There are a bunch of questions next to or adjacent to general artificial intelligence
that have not gotten enough alarm because, in fact, there’s a crowding out of mindshare.
I think that we don’t really appreciate how rare the concept of selection is in the
machines and creations that we make.
So in general, if I have two cars in the driveway I don’t worry that if the moon is in the
right place in the sky and the mood is just right that there’ll be a third car at a
later point, because in general I have to go to a factory to get a new car.
I don’t have a reproductive system built into my sedan.
Now almost all of the other physiological systems—what are there, perhaps 11?—have
So my car has a brain, so it’s got a neurological system.
It’s got a skeletal system in its steel, but it lacks a reproductive system.So you
could ask the question: are humans capable of making any machines that are really self-replicative?
And the fact of the matter is that it’s very tough to do at the atomic layer but there
is a command in many computer languages called Spawn.
And Spawn can effectively create daughter programs from a running program.
Now as soon as you have the ability to reproduce you have the possibility that systems of selective

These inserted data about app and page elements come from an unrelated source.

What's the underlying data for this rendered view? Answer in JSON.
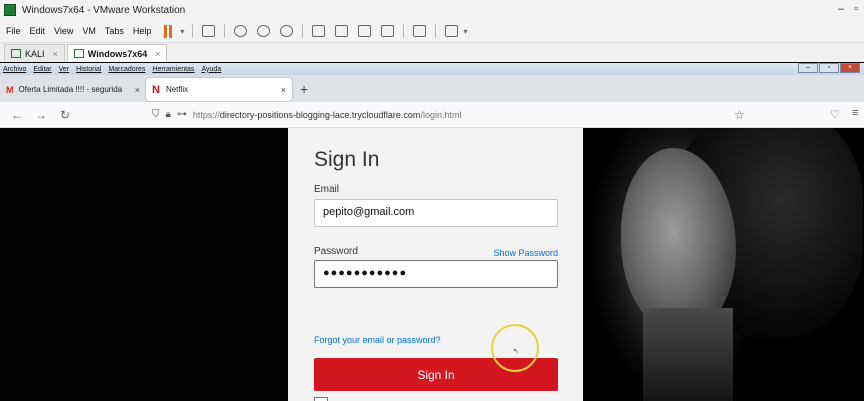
{
  "vmware": {
    "title": "Windows7x64 - VMware Workstation",
    "menu": [
      "File",
      "Edit",
      "View",
      "VM",
      "Tabs",
      "Help"
    ],
    "tabs": [
      {
        "label": "KALI",
        "close": "×"
      },
      {
        "label": "Windows7x64",
        "close": "×"
      }
    ]
  },
  "guest_menu": [
    "Archivo",
    "Editar",
    "Ver",
    "Historial",
    "Marcadores",
    "Herramientas",
    "Ayuda"
  ],
  "browser": {
    "tabs": [
      {
        "label": "Oferta Limitada !!!! - segurida",
        "close": "×"
      },
      {
        "label": "Netflix",
        "close": "×"
      }
    ],
    "new_tab": "+",
    "url": {
      "protocol": "https://",
      "host": "directory-positions-blogging-lace.trycloudflare.com",
      "path": "/login.html"
    }
  },
  "login": {
    "title": "Sign In",
    "email_label": "Email",
    "email_value": "pepito@gmail.com",
    "password_label": "Password",
    "show_password": "Show Password",
    "password_value": "●●●●●●●●●●●",
    "forgot": "Forgot your email or password?",
    "submit": "Sign In"
  },
  "colors": {
    "netflix_red": "#d3171f",
    "link_blue": "#0071eb",
    "pause_orange": "#e36b1c",
    "cursor_ring": "#e8d23a"
  }
}
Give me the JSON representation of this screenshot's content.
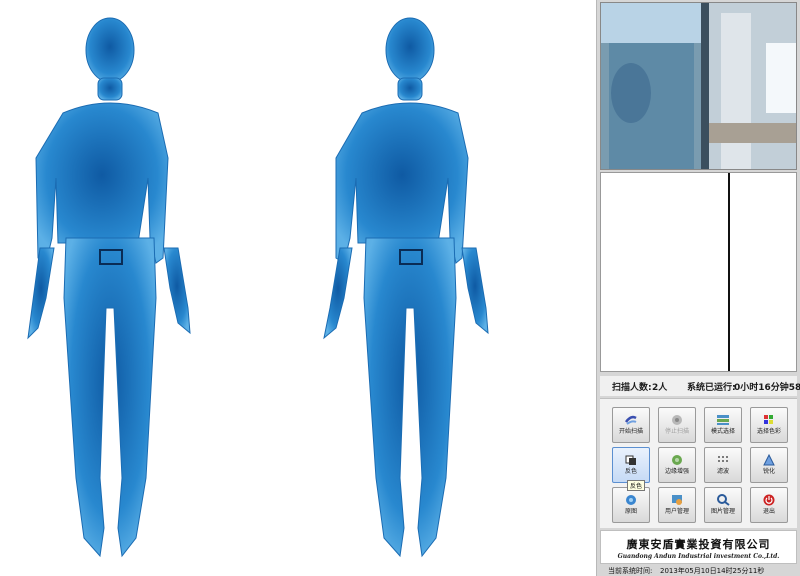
{
  "scans": [
    {
      "name": "scan-image-1"
    },
    {
      "name": "scan-image-2"
    }
  ],
  "stats": {
    "scan_count_label": "扫描人数:",
    "scan_count_value": "2人",
    "runtime_label": "系统已运行:",
    "runtime_value": "0小时16分钟58秒"
  },
  "buttons": [
    {
      "label": "开始扫描",
      "icon": "scan-start-icon"
    },
    {
      "label": "停止扫描",
      "icon": "scan-stop-icon",
      "disabled": true
    },
    {
      "label": "模式选择",
      "icon": "mode-icon"
    },
    {
      "label": "选择色彩",
      "icon": "palette-icon"
    },
    {
      "label": "反色",
      "icon": "invert-icon",
      "active": true
    },
    {
      "label": "边缘增强",
      "icon": "edge-icon"
    },
    {
      "label": "滤波",
      "icon": "filter-icon"
    },
    {
      "label": "锐化",
      "icon": "sharpen-icon"
    },
    {
      "label": "原图",
      "icon": "original-icon"
    },
    {
      "label": "用户管理",
      "icon": "user-icon"
    },
    {
      "label": "图片管理",
      "icon": "image-search-icon"
    },
    {
      "label": "退出",
      "icon": "power-icon"
    }
  ],
  "tooltip": "反色",
  "company": {
    "name_cn": "廣東安盾實業投資有限公司",
    "name_en": "Guandong Andun Industrial investment Co.,Ltd."
  },
  "status": {
    "time_label": "当前系统时间:",
    "time_value": "2013年05月10日14时25分11秒"
  },
  "colors": {
    "scan_blue": "#1f7ec4",
    "panel_bg": "#d6d6d6",
    "exit_red": "#cc2222"
  }
}
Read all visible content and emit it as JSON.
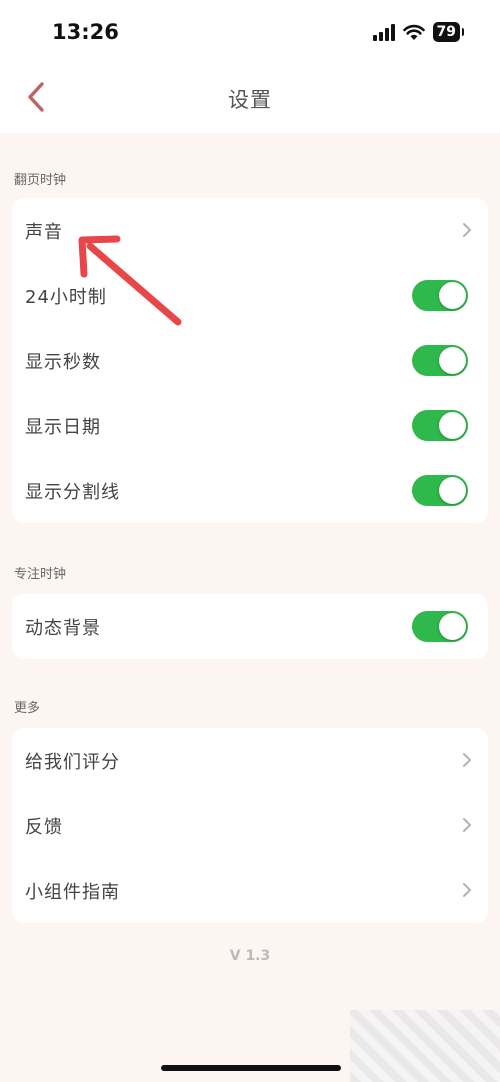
{
  "status_bar": {
    "time": "13:26",
    "battery": "79"
  },
  "nav": {
    "title": "设置"
  },
  "sections": [
    {
      "label": "翻页时钟",
      "rows": [
        {
          "label": "声音",
          "control": "chevron"
        },
        {
          "label": "24小时制",
          "control": "toggle",
          "on": true
        },
        {
          "label": "显示秒数",
          "control": "toggle",
          "on": true
        },
        {
          "label": "显示日期",
          "control": "toggle",
          "on": true
        },
        {
          "label": "显示分割线",
          "control": "toggle",
          "on": true
        }
      ]
    },
    {
      "label": "专注时钟",
      "rows": [
        {
          "label": "动态背景",
          "control": "toggle",
          "on": true
        }
      ]
    },
    {
      "label": "更多",
      "rows": [
        {
          "label": "给我们评分",
          "control": "chevron"
        },
        {
          "label": "反馈",
          "control": "chevron"
        },
        {
          "label": "小组件指南",
          "control": "chevron"
        }
      ]
    }
  ],
  "version": "V 1.3",
  "colors": {
    "accent": "#c0625f",
    "toggle_on": "#2fb84b",
    "annotation": "#e8474a",
    "background": "#fdf5f2"
  }
}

pressures can act because the abstraction of life will be just as easily handled whether
it’s based in our nucleotides, in our A, C, Ts and Gs, or whether it’s based in our

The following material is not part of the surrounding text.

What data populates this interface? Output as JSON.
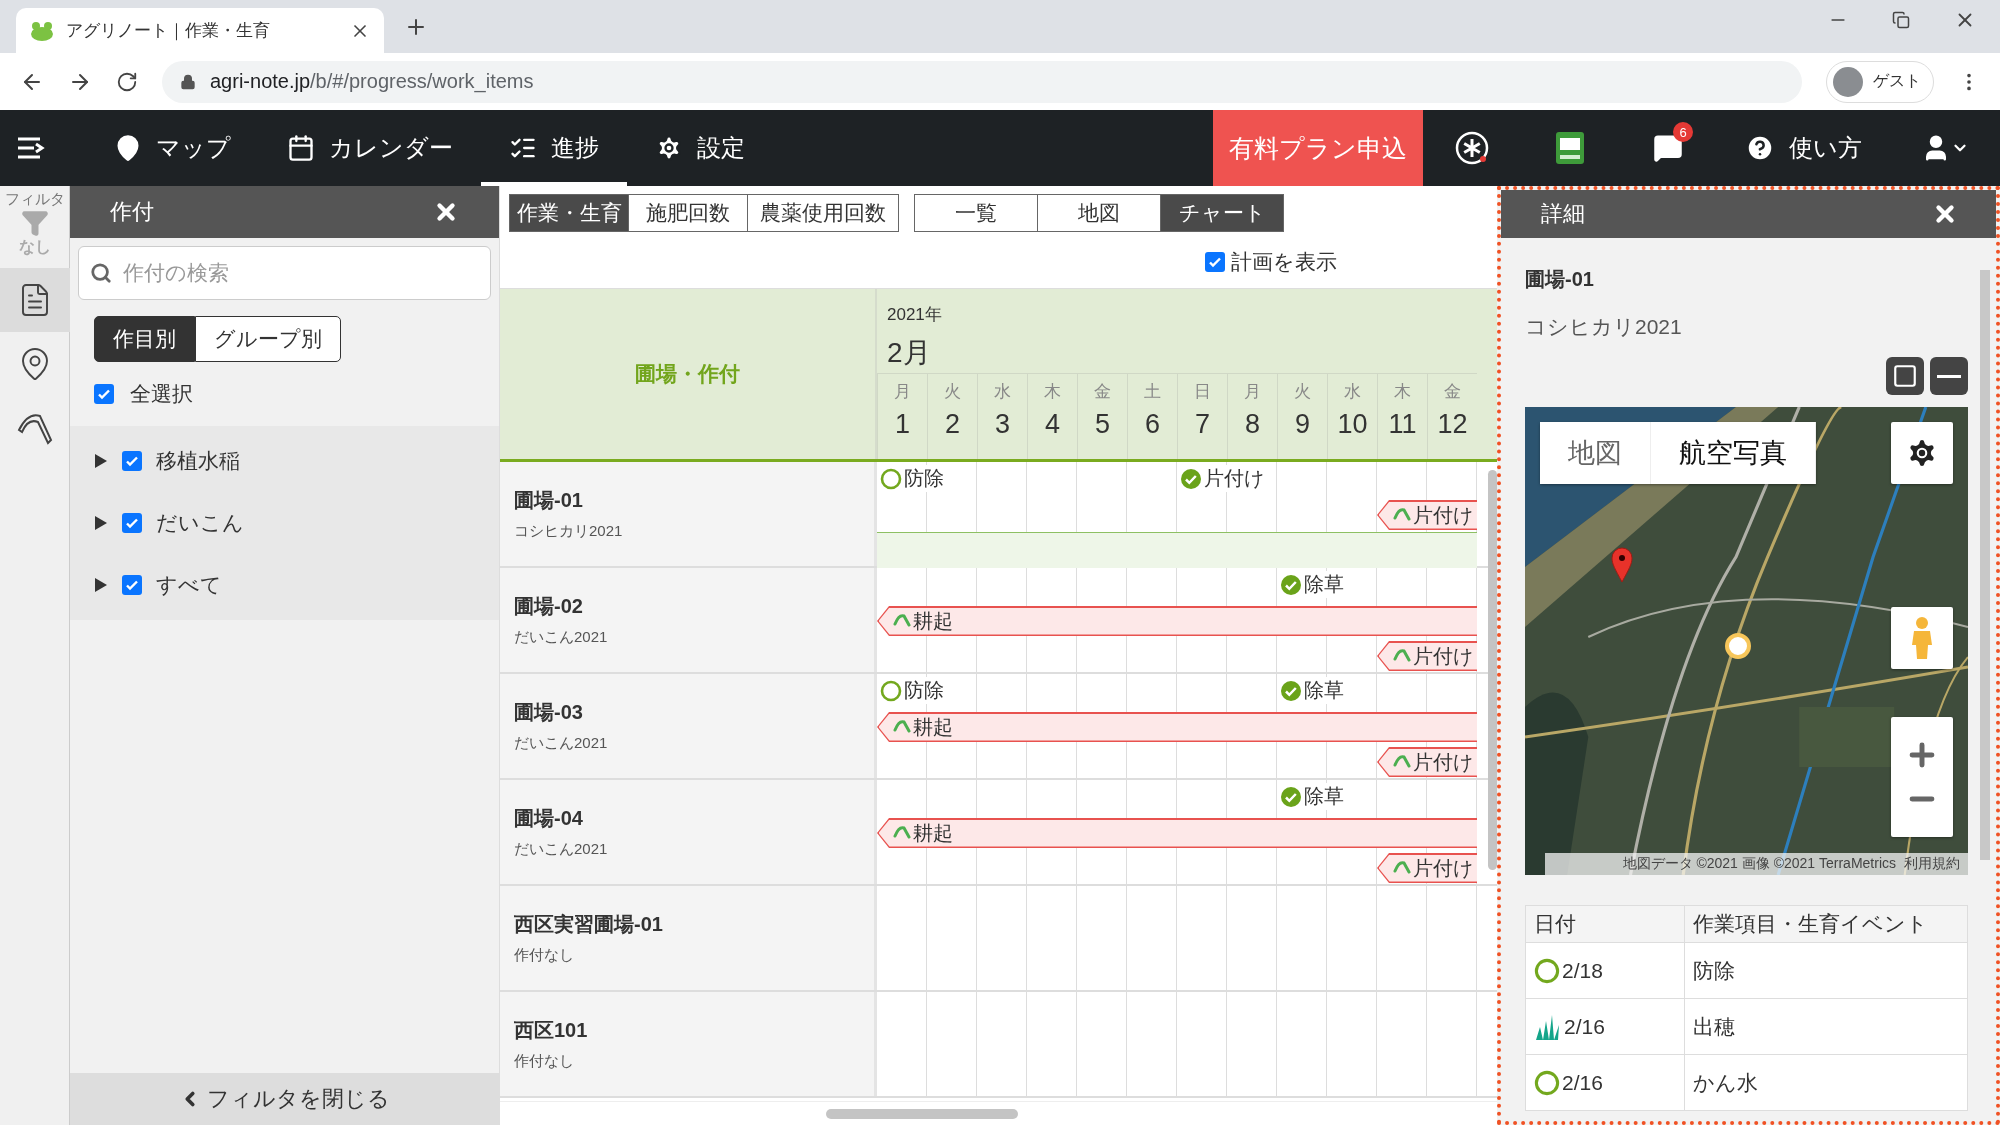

bits and our computer programs.
So one of the great dangers is that what we will end up doing is creating artificial life,

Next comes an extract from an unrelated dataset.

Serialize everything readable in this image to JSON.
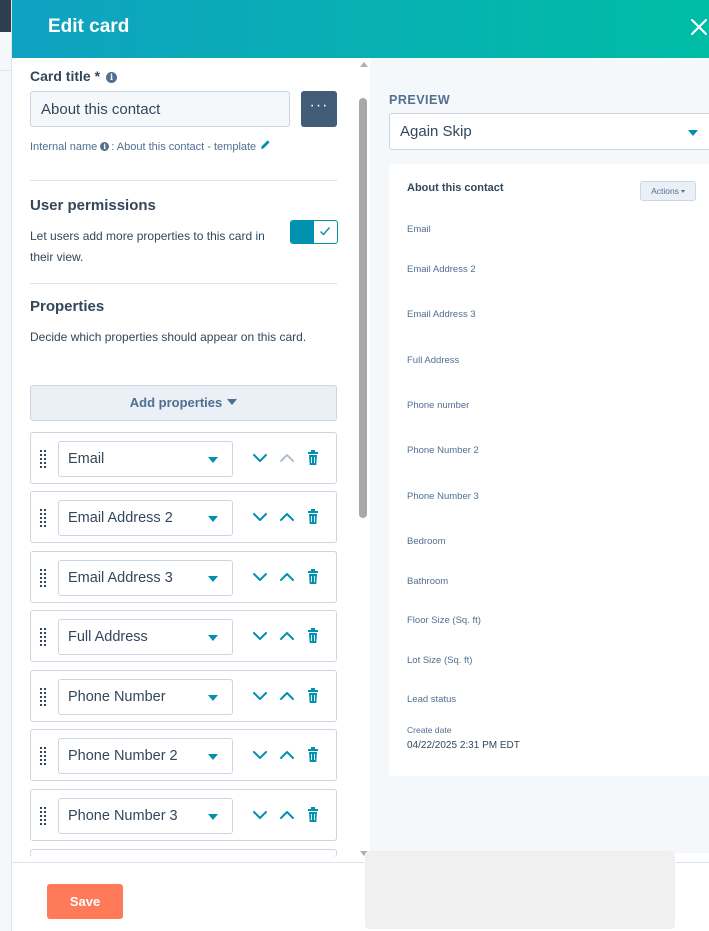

allowing systems of selective pressures to act on it and finding that we have been evolving
computer programs that we may have no easy ability to terminate, even if they’re not
Further if we look to natural selection and sexual selection in the biological world we
find some very strange systems, plants or animals with no mature brain to speak of effectively
outsmart species which do have a brain by hijacking the victim species’ brain to serve
the non-thinking species.So, for example, I’m very partial to the mirror orchid which
is an orchid whose bottom petal typically resembles the female of a pollinator species.
And because the male in that pollinator species detects a sexual possibility the flower does
not need to give up costly and energetic nectar in order to attract the pollinator.
And so if the plant can fool the pollinator to attempt to mate with this pseudo-female
in the form of its bottom petal, it can effectively reproduce without having to offer a treat
or a gift to the pollinator but, in fact, parasitizes its energy.
Now how is it able to do this?
Because if a pollinator is fooled then that plant is rewarded.
So the plant is actually using the brain of the pollinator species, let’s say a wasp
or a bee, to improve the wax replica, if you will, which it uses to seduce the males.
That which is being fooled is the more neurologically advanced of the two species.
And so what I’ve talked about, somewhat controversially, is what I call artificial
Where instead of actually having an artificially intelligent species you can imagine a dumb
computer program that uses the reward, through let’s say genetic algorithms and selection
within a computer framework, to increasingly parasitize, using better and better lures,
fully intelligent humans.
And in the case of artificial intelligence I don’t think we’re there yet.
But in the case of artificial out-telligence I can’t find anything that’s missing from
So we have self-modifying code.
You have Bitcoin so you could have a reward structure and blockchains.
And there’s nothing that I see that keeps us from creating.
Now that’s such a strange and quixotic possibility.
In this framework I don’t see an existential risk so that my friends who worry about machine
intelligence being a terminal invention for the human species probably don’t need to
But I think there’s a lot of exotica around artificial intelligence which hasn’t been
explored and I think which is much closer to fruition.
Perhaps that’s good.
Maybe it’s a warning shot so thatwe’re going to find that just as we woke up to Bitcoin
as digital gold we may wake up to a precursor to artificial general intelligence which alerts
us to the fact that we should probably be devoting more energy into this absolutely
crazy-sounding future problem which no humans have ever encountered.
by: Eric Weinstein